Following Liz Magill’s resignation and a rise in antisemitism and other forms of hate, there are calls for the University of Pennsylvania to reevaluate its policy on free expression. Claire Finkelstein, who sits on Penn’s Committee on Open Expression and is chair of University of Pennsylvania Carey Law School’s Committee on Academic Freedom, argued in The Washington Post that it is “time for university presidents to rethink the role that open expression and academic freedom play in the educational mission of their institutions.”
Penn, a private institution, has wide latitude to craft its own policies on free expression. It is not bound by the First Amendment. Nevertheless, recognizing the importance of free inquiry in a university setting, Penn has developed a speech code that, in many respects, mirrors First Amendment doctrine and values. Finkelstein is correct to point out that Penn has often failed to live up to these values in practice. But a failure to consistently uphold free speech principles does not mean that a commitment to these values should be curtailed.
Finkelstein’s proposal to reevaluate Penn’s speech codes is misguided. She asserts that “calls for genocide against Jews — or even proxies for such sentiments, such as calling for intifada against Jews or the elimination of Israel by chanting ‘from the river to the sea’ — are, in the present context, calls for violence against a discrete ethnic or religious group.”
A speech policy that sanctions “proxy” speech is functionally unworkable. What one person interprets as an expression equivalent to urging genocide, another might interpret as classic free speech. For instance, imagine that I stand in Penn Carey Law’s courtyard and chant: “Israel has a right to defend itself. Israel should continue to bomb Gaza until the hostages are released. No cease-fire.” Undoubtedly, some would view my words as advocating genocide. Conversely, imagine I chant: “Israel has no right to exist; from the river to the sea, Palestine will be free.” Again, some would view my words as advocating genocide.
This issue extends beyond the Israel-Palestine conflict. Under Finkelstein’s proposal, might students who argue for the rights of pregnant women be accused of calling for genocide against unborn fetuses? Would protesters who call for the end of American involvement in Russia’s war against Ukraine be accused of sanctioning genocide against citizens of Ukraine?

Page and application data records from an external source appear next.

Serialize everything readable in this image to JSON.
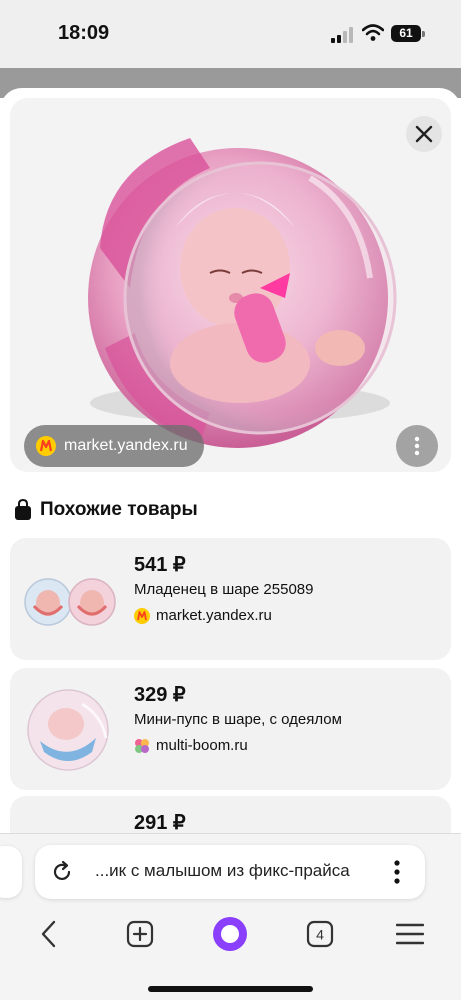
{
  "status": {
    "time": "18:09",
    "battery": "61",
    "icons": [
      "signal-icon",
      "wifi-icon",
      "battery-icon"
    ]
  },
  "hero": {
    "image": "doll-in-ball-photo",
    "source_label": "market.yandex.ru",
    "close_icon": "close-icon",
    "more_icon": "more-vertical-icon"
  },
  "similar": {
    "title": "Похожие товары",
    "icon": "shopping-bag-icon",
    "items": [
      {
        "price": "541 ₽",
        "name": "Младенец в шаре 255089",
        "source": "market.yandex.ru",
        "source_icon": "yandex-market-icon"
      },
      {
        "price": "329 ₽",
        "name": "Мини-пупс в шаре, с одеялом",
        "source": "multi-boom.ru",
        "source_icon": "multi-boom-icon"
      },
      {
        "price": "291 ₽",
        "name": "",
        "source": "",
        "source_icon": ""
      }
    ]
  },
  "browser": {
    "url_text": "...ик с малышом из фикс-прайса",
    "tabs_count": "4",
    "nav_icons": [
      "back-icon",
      "new-tab-icon",
      "alice-icon",
      "tabs-icon",
      "menu-icon"
    ]
  },
  "colors": {
    "yandex_red": "#fc3f1d",
    "yandex_yellow": "#ffcc00",
    "alice_purple": "#8a3ffc",
    "card_bg": "#f2f2f2"
  }
}
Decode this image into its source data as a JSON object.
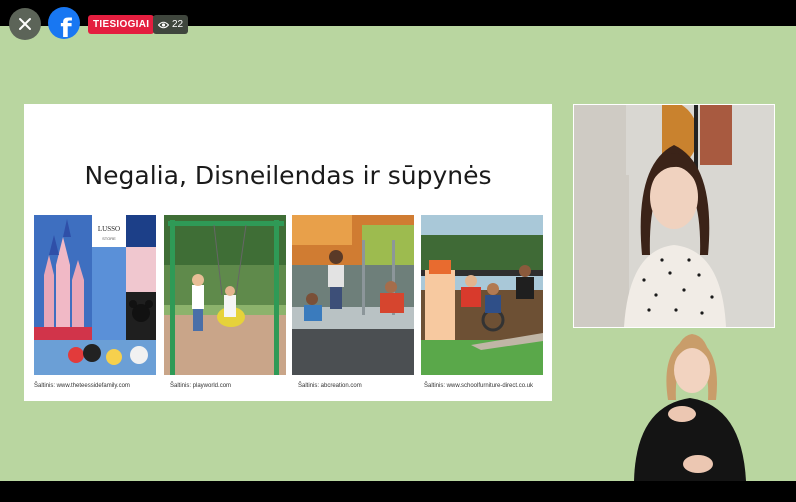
{
  "header": {
    "live_label": "TIESIOGIAI",
    "viewer_count": "22",
    "icons": {
      "close": "close-icon",
      "facebook": "facebook-logo",
      "viewers": "eye-icon"
    }
  },
  "slide": {
    "title": "Negalia, Disneilendas ir sūpynės",
    "sources": [
      "Šaltinis: www.theteessidefamily.com",
      "Šaltinis: playworld.com",
      "Šaltinis: abcreation.com",
      "Šaltinis: www.schoolfurniture-direct.co.uk"
    ],
    "photo_logo_text": "LUSSO",
    "photo_logo_sub": "STORE"
  },
  "colors": {
    "stage": "#b9d6a0",
    "live": "#e41e3f",
    "facebook": "#1877f2"
  }
}
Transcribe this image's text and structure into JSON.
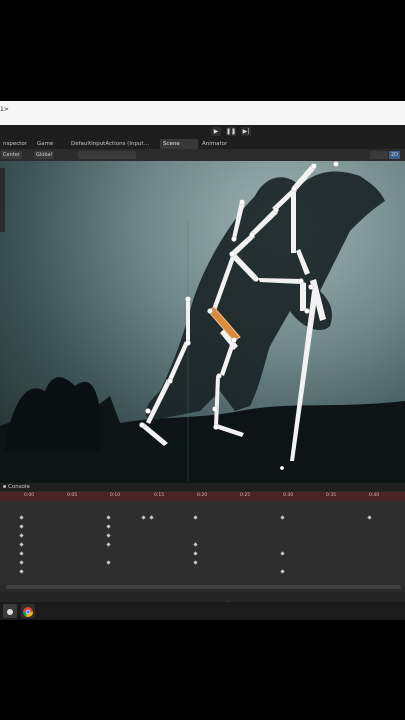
{
  "address_bar": {
    "text": "1>"
  },
  "playbar": {
    "play": "▶",
    "pause": "❚❚",
    "step": "▶|"
  },
  "tabs": [
    {
      "label": "nspector",
      "active": false
    },
    {
      "label": "Game",
      "active": false
    },
    {
      "label": "DefaultInputActions (Input…",
      "active": false
    },
    {
      "label": "Scene",
      "active": true
    },
    {
      "label": "Animator",
      "active": false
    }
  ],
  "scene_toolbar": {
    "pivot": "Center",
    "space": "Global",
    "mode_2d": "2D"
  },
  "console": {
    "title": "Console"
  },
  "timeline": {
    "ticks": [
      "0:00",
      "0:05",
      "0:10",
      "0:15",
      "0:20",
      "0:25",
      "0:30",
      "0:35",
      "0:40"
    ]
  },
  "taskbar": {
    "text": "…"
  }
}
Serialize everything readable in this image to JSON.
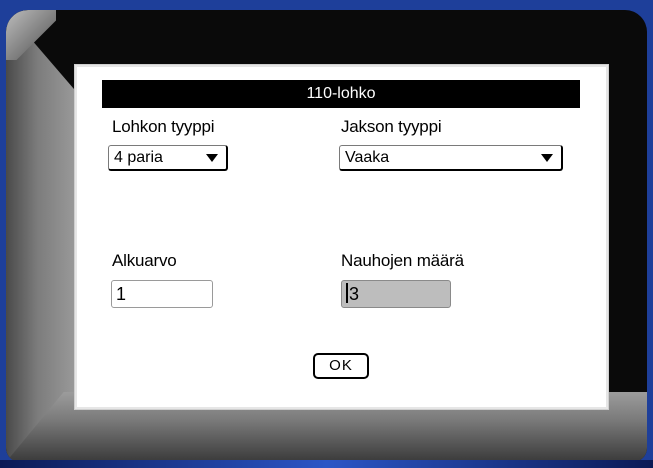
{
  "dialog": {
    "title": "110-lohko",
    "block_type": {
      "label": "Lohkon tyyppi",
      "value": "4 paria"
    },
    "sequence_type": {
      "label": "Jakson tyyppi",
      "value": "Vaaka"
    },
    "start_value": {
      "label": "Alkuarvo",
      "value": "1"
    },
    "strip_count": {
      "label": "Nauhojen määrä",
      "value": "3"
    },
    "ok_label": "OK"
  },
  "icons": [
    "chevron-down-icon"
  ],
  "colors": {
    "bezel_blue": "#1e3f9a",
    "title_bar": "#000000",
    "focused_field": "#bdbdbd"
  }
}
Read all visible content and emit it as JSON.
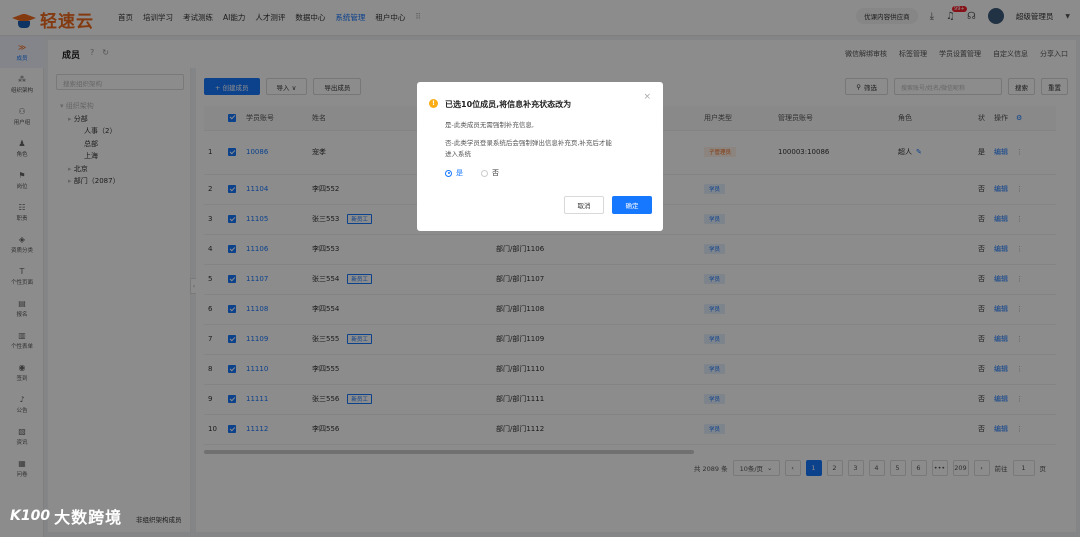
{
  "brand": {
    "name": "轻速云"
  },
  "nav": [
    "首页",
    "培训学习",
    "考试测练",
    "AI能力",
    "人才测评",
    "数据中心",
    "系统管理",
    "租户中心"
  ],
  "nav_active": 6,
  "topright": {
    "pill": "优课内容供应商",
    "badge": "99+",
    "user": "超级管理员"
  },
  "sidebar": [
    {
      "label": "成员",
      "icon": "≫"
    },
    {
      "label": "组织架构",
      "icon": "⁂"
    },
    {
      "label": "用户组",
      "icon": "⚇"
    },
    {
      "label": "角色",
      "icon": "♟"
    },
    {
      "label": "岗位",
      "icon": "⚑"
    },
    {
      "label": "职责",
      "icon": "☷"
    },
    {
      "label": "资质分类",
      "icon": "◈"
    },
    {
      "label": "个性页面",
      "icon": "T"
    },
    {
      "label": "报名",
      "icon": "▤"
    },
    {
      "label": "个性表单",
      "icon": "▥"
    },
    {
      "label": "签到",
      "icon": "◉"
    },
    {
      "label": "公告",
      "icon": "♪"
    },
    {
      "label": "资讯",
      "icon": "▧"
    },
    {
      "label": "问卷",
      "icon": "▦"
    }
  ],
  "page": {
    "title": "成员",
    "links": [
      "微信解绑审核",
      "标签管理",
      "学员设置管理",
      "自定义信息",
      "分享入口"
    ]
  },
  "org": {
    "search_placeholder": "搜索组织架构",
    "tree": [
      "组织架构",
      "分部",
      "人事（2）",
      "总部",
      "上海",
      "北京",
      "部门（2087）"
    ],
    "footer": "非组织架构成员"
  },
  "toolbar": {
    "create": "+ 创建成员",
    "import": "导入 ∨",
    "export": "导出成员",
    "filter": "筛选",
    "search_placeholder": "搜索账号/姓名/微信昵称",
    "search": "搜索",
    "reset": "重置"
  },
  "columns": [
    "学员账号",
    "姓名",
    "用户类型",
    "管理员账号",
    "角色",
    "状",
    "操作"
  ],
  "rows": [
    {
      "no": "1",
      "acct": "10086",
      "name": "宠孝",
      "newtag": "",
      "dept": "",
      "type": "子管理员",
      "admin": "100003:10086",
      "role": "超人",
      "st": "是"
    },
    {
      "no": "2",
      "acct": "11104",
      "name": "李四552",
      "newtag": "",
      "dept": "",
      "type": "学员",
      "admin": "",
      "role": "",
      "st": "否"
    },
    {
      "no": "3",
      "acct": "11105",
      "name": "张三553",
      "newtag": "新员工",
      "dept": "",
      "type": "学员",
      "admin": "",
      "role": "",
      "st": "否"
    },
    {
      "no": "4",
      "acct": "11106",
      "name": "李四553",
      "newtag": "",
      "dept": "部门/部门1106",
      "type": "学员",
      "admin": "",
      "role": "",
      "st": "否"
    },
    {
      "no": "5",
      "acct": "11107",
      "name": "张三554",
      "newtag": "新员工",
      "dept": "部门/部门1107",
      "type": "学员",
      "admin": "",
      "role": "",
      "st": "否"
    },
    {
      "no": "6",
      "acct": "11108",
      "name": "李四554",
      "newtag": "",
      "dept": "部门/部门1108",
      "type": "学员",
      "admin": "",
      "role": "",
      "st": "否"
    },
    {
      "no": "7",
      "acct": "11109",
      "name": "张三555",
      "newtag": "新员工",
      "dept": "部门/部门1109",
      "type": "学员",
      "admin": "",
      "role": "",
      "st": "否"
    },
    {
      "no": "8",
      "acct": "11110",
      "name": "李四555",
      "newtag": "",
      "dept": "部门/部门1110",
      "type": "学员",
      "admin": "",
      "role": "",
      "st": "否"
    },
    {
      "no": "9",
      "acct": "11111",
      "name": "张三556",
      "newtag": "新员工",
      "dept": "部门/部门1111",
      "type": "学员",
      "admin": "",
      "role": "",
      "st": "否"
    },
    {
      "no": "10",
      "acct": "11112",
      "name": "李四556",
      "newtag": "",
      "dept": "部门/部门1112",
      "type": "学员",
      "admin": "",
      "role": "",
      "st": "否"
    }
  ],
  "row_action": "编辑",
  "pager": {
    "total": "共 2089 条",
    "size": "10条/页",
    "pages": [
      "1",
      "2",
      "3",
      "4",
      "5",
      "6",
      "•••",
      "209"
    ],
    "goto": "前往",
    "goto_val": "1",
    "page_unit": "页"
  },
  "modal": {
    "title": "已选10位成员,将信息补充状态改为",
    "line1": "是-此类成员无需强制补充信息,",
    "line2": "否-此类学员登录系统后会强制弹出信息补充页,补充后才能",
    "line3": "进入系统",
    "opt_yes": "是",
    "opt_no": "否",
    "cancel": "取消",
    "ok": "确定"
  },
  "watermark": {
    "logo": "K100",
    "text": "大数跨境"
  }
}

Some may question the moral equivalency of these statements. But that is exactly the point. Under Finkelstein’s proposal, university administrators would be tasked with determining what constitutes sanctionable “proxy” speech. Magill, who endorsed free speech on campus while president, changed course in the face of donor revolt. (Marc Rowan, Chair of Wharton’s Board of Advisors, sent at least 40 days of “protest” emails to Penn Board of Trustees, urging Magill’s resignation.) The fact that the determination as to what constitutes actionable “proxy” speech can be influenced by the demands of donors is even more troubling. Calls for moral clarity may soon give way to censorship.
Finkelstein argues that “privileging free speech on campus relative to other values emphasizes skills that pose the greatest challenge to our democracy and fails to cultivate the skills democratic societies most need,” including “the ability to engage in reasoned dialogue with people who have moral and political differences.” Such an articulation turns the value of free expression on its head. As this country’s history has demonstrated time and time again — from abolitionism to the civil rights movement to protests against the Vietnam War — free speech is not an impediment to reasoned dialogue or moral reflection. Rather, it is the very foundation.
Our “profound national commitment” to free speech — including speech we find abhorrent — has been fundamental in bringing about social, political, and scientific progress. To that end, Penn should reaffirm its institutional commitment to the protection of free expression and the equal enforcement of its policies, regardless of the political message.
SAM RUDOVSKY is a Penn Carey Law third-year. His email address is firstname.lastname@example.org.